We get this question a lot – and we posed it as a multiple-choice trivia question this week on our Facebook page. Now it’s time to reveal the answer. Which is the oldest item in Special Collections?
And the winner is… The Mesopotamian Clay Tablet
As far as we know, this cuneiform tablet dates to around 2500 B.C.E., making it the oldest item held in Special Collections (it predates the next oldest item, an Egyptian scarab seal, by about 500 years).
This tablet is one of eight held in the Special Collections department. Although the other seven tablets have been translated, this one has never been deciphered. If you read any of the ancient Near Eastern dialects, we’d love to hear from you!
For more information about the cuneiform tablets in Special Collections, see the online exhibit Cuneiform Tablets: Records of Ancient Mesopotamia.
What about the other options?

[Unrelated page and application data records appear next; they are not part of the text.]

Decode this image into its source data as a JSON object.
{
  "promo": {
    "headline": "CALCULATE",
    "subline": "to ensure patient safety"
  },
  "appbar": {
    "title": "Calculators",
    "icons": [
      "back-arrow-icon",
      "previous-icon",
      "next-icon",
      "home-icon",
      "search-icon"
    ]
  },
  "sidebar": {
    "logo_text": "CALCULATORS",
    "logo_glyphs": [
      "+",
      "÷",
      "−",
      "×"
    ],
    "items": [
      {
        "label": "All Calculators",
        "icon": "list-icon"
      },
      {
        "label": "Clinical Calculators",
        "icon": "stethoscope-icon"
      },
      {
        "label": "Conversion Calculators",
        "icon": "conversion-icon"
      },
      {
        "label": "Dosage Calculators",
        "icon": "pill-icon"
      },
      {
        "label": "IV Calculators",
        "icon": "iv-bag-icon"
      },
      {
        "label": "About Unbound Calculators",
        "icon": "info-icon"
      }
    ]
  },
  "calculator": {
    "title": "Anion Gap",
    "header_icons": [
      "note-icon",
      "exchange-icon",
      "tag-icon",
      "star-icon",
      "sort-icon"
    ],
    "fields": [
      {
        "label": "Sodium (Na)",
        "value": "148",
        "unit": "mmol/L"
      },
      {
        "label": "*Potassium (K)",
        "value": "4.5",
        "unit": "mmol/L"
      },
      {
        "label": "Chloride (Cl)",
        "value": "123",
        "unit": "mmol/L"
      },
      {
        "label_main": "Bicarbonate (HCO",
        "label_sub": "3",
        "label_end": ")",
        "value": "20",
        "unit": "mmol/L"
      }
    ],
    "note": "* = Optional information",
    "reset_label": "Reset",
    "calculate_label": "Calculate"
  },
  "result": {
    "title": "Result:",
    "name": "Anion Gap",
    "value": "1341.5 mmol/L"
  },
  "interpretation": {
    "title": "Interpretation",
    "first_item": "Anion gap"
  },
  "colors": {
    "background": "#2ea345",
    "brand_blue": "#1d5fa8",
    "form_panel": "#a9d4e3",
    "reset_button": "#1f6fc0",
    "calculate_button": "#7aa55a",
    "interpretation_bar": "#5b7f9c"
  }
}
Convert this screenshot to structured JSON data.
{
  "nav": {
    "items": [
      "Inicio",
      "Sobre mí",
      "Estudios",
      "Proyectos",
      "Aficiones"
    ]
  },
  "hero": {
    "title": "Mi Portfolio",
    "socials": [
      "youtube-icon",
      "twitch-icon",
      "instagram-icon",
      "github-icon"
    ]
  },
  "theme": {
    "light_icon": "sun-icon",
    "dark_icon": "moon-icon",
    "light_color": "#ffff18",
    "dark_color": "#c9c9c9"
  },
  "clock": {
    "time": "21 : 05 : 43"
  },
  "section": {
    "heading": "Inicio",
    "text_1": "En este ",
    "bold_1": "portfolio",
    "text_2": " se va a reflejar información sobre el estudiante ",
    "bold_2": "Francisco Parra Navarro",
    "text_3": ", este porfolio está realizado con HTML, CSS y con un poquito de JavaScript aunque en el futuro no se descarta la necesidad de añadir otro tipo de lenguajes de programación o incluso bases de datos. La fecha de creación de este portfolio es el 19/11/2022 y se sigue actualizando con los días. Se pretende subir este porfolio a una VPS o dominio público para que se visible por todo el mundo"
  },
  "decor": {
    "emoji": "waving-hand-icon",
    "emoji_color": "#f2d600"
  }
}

This was a tough question, because all of the items were the oldest in one way or another. More information below.
The Hebrew Scroll
If you guessed that the scroll represents the oldest book form in Special Collections, you were right! The scroll predated the codex (the form we usually associate with a book nowadays) by thousands of years.
In most of the Western world, the codex replaced the scroll gradually, from around 300 to 500 A.D. However, among Jewish communities, the scroll retained its place as the primary form for storing and transmitting information. Jewish congregations still use temple scrolls produced to strict specifications in their rituals of worship.
Although it’s old, this parchment scroll is far from ancient. It dates from the 1600s, contains the Book of Ruth, and was probably not produced for temple reading. It fits conveniently into the hand, the perfect size for personal study.
The Latin Manuscript Codex
This manuscript copy of De Constructione by Priscianus dates to around 1150 A.D. Although Special Collections holds manuscript fragments that are older, this is the oldest complete book in the collection. It is a work on grammar, written in Latin with passages in Greek.
The binding of this manuscript was done later than the text, but it is also interesting because it’s a good example of a fifteenth-century German binding in blind-tooled pigskin. The back board still shows discoloration from the former site of a metal clasp.
The Egyptian Papyrus Fragment
Dating from approximately 1500-1100 B.C.E., this fragment from the Egyptian Book of the Dead isn’t the oldest item in Special Collections – but it is the oldest piece of writing on papyrus in Special Collections.
Papyrus is a plant that grows along the marshy banks of the Nile River, and the ancient Egyptians used it to make a paper-like substance for writing. Papyrus became one of Egypt’s main exports and was used throughout the ancient world, in Greece, modern-day Turkey, and the Middle East.